This first appeared as a Comment in the 21 May issue of Flight International
Even with normal employment contracts, airline pilots have a different relationship with their employer than, say, office or factory workers.
The latter report to the same place each day and might actually meet and talk to their management. Pilots, however, interact with their airline increasingly through a laptop or tablet for all the information they need: personal roster, company and chief pilot’s diktats, and aeronautical information for the flight they are about to crew. At base they leave their cars in the operations block car park and breeze through “ops” for the sole purpose of meeting up with the other pilot and the cabin crew. Then it’s out to the aeroplane, and off they go for a multi-sector day, or a week in hotels.
That’s already an arm’s-length relationship. But if, as the airline, you require your pilots to be self-employed and to look after duty expenses and tax affairs, the relationship is more than distant – it’s out of sight.
Does that matter? Where the company shows no loyalty to its workers it cannot expect any in return, so the only human resources tool, since pecuniary rewards only come from high hours, is the disciplinary stick.

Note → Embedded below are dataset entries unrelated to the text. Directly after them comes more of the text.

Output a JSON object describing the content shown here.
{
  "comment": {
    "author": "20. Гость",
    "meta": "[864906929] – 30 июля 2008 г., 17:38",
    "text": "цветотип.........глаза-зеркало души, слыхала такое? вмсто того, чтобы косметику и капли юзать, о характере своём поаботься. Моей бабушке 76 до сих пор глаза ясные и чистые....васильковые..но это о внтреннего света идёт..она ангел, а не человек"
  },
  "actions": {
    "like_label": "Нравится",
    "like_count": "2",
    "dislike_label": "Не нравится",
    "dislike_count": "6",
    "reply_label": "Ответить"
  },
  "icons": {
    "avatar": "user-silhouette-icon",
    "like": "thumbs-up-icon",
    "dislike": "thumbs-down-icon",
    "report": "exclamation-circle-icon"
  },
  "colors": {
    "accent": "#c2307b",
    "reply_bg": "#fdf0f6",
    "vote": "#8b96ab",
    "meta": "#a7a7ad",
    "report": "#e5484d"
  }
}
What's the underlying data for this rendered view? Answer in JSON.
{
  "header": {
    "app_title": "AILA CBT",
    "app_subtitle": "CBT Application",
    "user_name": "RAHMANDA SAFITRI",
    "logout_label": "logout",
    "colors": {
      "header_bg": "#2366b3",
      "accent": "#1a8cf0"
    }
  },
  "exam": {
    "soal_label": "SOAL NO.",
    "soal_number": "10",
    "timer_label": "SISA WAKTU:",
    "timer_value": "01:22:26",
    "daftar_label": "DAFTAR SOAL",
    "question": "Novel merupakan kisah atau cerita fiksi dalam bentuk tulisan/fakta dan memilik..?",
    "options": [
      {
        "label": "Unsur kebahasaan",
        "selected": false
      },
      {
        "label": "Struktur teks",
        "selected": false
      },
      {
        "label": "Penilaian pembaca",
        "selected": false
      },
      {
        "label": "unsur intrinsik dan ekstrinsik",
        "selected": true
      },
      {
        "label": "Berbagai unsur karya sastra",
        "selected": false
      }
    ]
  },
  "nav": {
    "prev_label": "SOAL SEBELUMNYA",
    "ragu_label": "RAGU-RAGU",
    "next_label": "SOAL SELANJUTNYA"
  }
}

Does that matter? The system has been working at Ryanair, is increasingly being adopted by Norwegian Air Shuttle and is an idea that may spread. The danger is that if the model goes wrong it would affect safety, but the industry will not find that out until too late.